Students select what they believe to be the most important word in a text that they have read and justify their choice using examples from the text.
Students learn that what you read in books can really add up when they analyze literary texts for economic concepts.
Students will really get into the swing of things as they analyze the text and film versions of Edgar Allan Poe's story, "The Pit and the Pendulum."
Students explore the connotations of the colors associated with the characters in F. Scott Fitzgerald's "The Great Gatsby."
Students compare and analyze novels and the movies adapted from them. They design new DVD covers and a related insert for the movies, reflecting their response to the movie version.
What if students could see the relevance of their school curriculum to real-world, interesting, STEM-related careers?

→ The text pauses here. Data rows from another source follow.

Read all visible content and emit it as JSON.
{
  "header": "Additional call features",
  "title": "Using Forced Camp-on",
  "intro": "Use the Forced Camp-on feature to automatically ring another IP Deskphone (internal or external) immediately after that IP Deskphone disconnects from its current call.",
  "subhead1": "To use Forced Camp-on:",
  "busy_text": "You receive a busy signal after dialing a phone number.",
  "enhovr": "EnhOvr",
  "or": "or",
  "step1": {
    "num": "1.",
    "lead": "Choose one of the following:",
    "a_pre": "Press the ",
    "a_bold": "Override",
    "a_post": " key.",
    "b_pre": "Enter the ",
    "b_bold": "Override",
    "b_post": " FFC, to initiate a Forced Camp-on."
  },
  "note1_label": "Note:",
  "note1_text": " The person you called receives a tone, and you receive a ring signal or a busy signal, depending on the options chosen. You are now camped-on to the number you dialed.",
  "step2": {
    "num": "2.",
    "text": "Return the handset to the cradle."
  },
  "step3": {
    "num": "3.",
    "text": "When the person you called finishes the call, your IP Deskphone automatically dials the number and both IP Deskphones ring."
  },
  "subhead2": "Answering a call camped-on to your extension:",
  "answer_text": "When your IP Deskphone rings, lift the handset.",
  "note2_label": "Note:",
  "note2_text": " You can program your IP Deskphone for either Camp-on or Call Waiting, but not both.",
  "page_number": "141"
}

Let's help them create a great future!
Graphic organizers assist the development of comparative vocabulary and generate discussions of analogy and metaphor in art as students go on a real or virtual tour of an art gallery.
Reading historical selections will give students the perspective they need to compare the authorŐs purpose and voice of two separate writers.

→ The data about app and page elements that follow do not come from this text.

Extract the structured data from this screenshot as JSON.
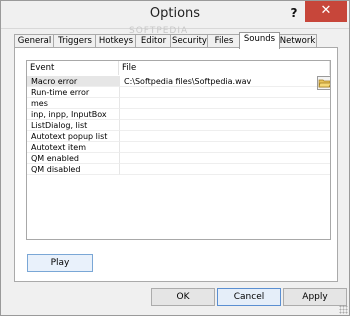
{
  "window": {
    "title": "Options",
    "help_label": "?",
    "close_label": "✕",
    "watermark": "SOFTPEDIA"
  },
  "tabs": [
    {
      "label": "General",
      "active": false
    },
    {
      "label": "Triggers",
      "active": false
    },
    {
      "label": "Hotkeys",
      "active": false
    },
    {
      "label": "Editor",
      "active": false
    },
    {
      "label": "Security",
      "active": false
    },
    {
      "label": "Files",
      "active": false
    },
    {
      "label": "Sounds",
      "active": true
    },
    {
      "label": "Network",
      "active": false
    }
  ],
  "grid": {
    "columns": {
      "event": "Event",
      "file": "File"
    },
    "rows": [
      {
        "event": "Macro error",
        "file": "C:\\Softpedia files\\Softpedia.wav",
        "selected": true
      },
      {
        "event": "Run-time error",
        "file": ""
      },
      {
        "event": "mes",
        "file": ""
      },
      {
        "event": "inp, inpp, InputBox",
        "file": ""
      },
      {
        "event": "ListDialog, list",
        "file": ""
      },
      {
        "event": "Autotext popup list",
        "file": ""
      },
      {
        "event": "Autotext item",
        "file": ""
      },
      {
        "event": "QM enabled",
        "file": ""
      },
      {
        "event": "QM disabled",
        "file": ""
      }
    ],
    "browse_icon": "folder-open-icon"
  },
  "play_label": "Play",
  "buttons": {
    "ok": "OK",
    "cancel": "Cancel",
    "apply": "Apply"
  },
  "colors": {
    "accent": "#5b8fd1",
    "close_red": "#c7463a"
  }
}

Students make predictions about the stories and analyze story elements, compare and contrast the different stories, distinguish between fact and opinion, and draw conclusions supported by evidence from their readings.

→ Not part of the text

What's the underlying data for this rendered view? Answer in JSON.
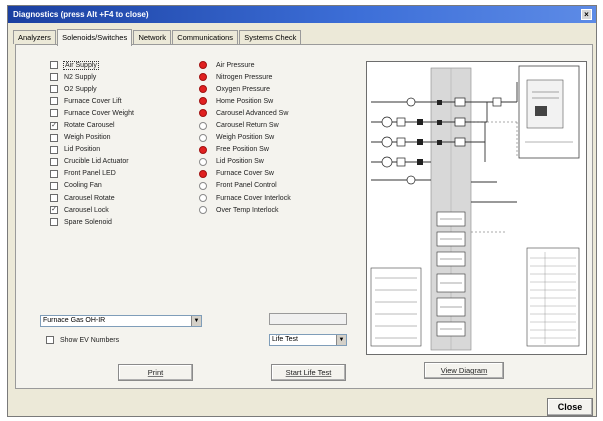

Striking images can leave lasting impressions on viewers. In this lesson, students make text-self-world connections to a nature- or science-related topic as they collaboratively design a multimedia presentation.
Students create math stories by first drawing, then writing, and finally using math symbols to show addition or subtraction.
Students shape up their reading, writing, and listening skills in this lesson by creating original diamante, acrostic, and shape poems about science.
In small groups, students closely examine one sentence from the Gettysburg Address and create a multigenre project communicating what they have discovered about the meaning and significance of the text.
Students create text sets on a high interest topic and use the texts to practice three strategies for reading for information.
Students make sense of dollars and cents when they study the importance of saving and budgeting in this lesson.
Fact Fragment Frenzy provides elementary students with an online model for finding facts in nonfiction text, then invites students to find facts in five sample passages.
After scaffolding and modeling of the GIST summarizing strategies, students practice getting the GIST of a piece of text, and then write a brief summary of the text.
After discussing the importance of descriptive language, as well as speaking and listening skills, students practice describing a series of objects. They then take turns reaching into a bag to describe a hidden object, using only their sense of touch. After five clues are given, the other students try to guess what is in the bag, based on the descriptive language used by their classmates. Finally, after the hidden object is guessed or revealed, students discuss additional ways to describe the object. Students can continue to play the game independently, using an online interactive, or with their parents outside of class.
This lesson offers one way to build a bridge between the home and school learning experience, through a fun, take-home literacy activity.
Students take turns taking home a book bag that includes a stuffed toy, a book to read with their families, art supplies, a topic to discuss, and a journal to complete as a family. The students then return the bag the following day and share their entries with the class. After every student has taken the bag home, the journal is bound into a book for the classroom library. The teacher then selects a new topic and book to start a second rotation. The goal is to invite parents to join their children in these literacy activities.
This online tool gives teens the background information they need to take a closer look at a favorite epic hero (such as Simba or Batman) or to create a hero of their own using an interactive graphic organizer for the Hero's Journey.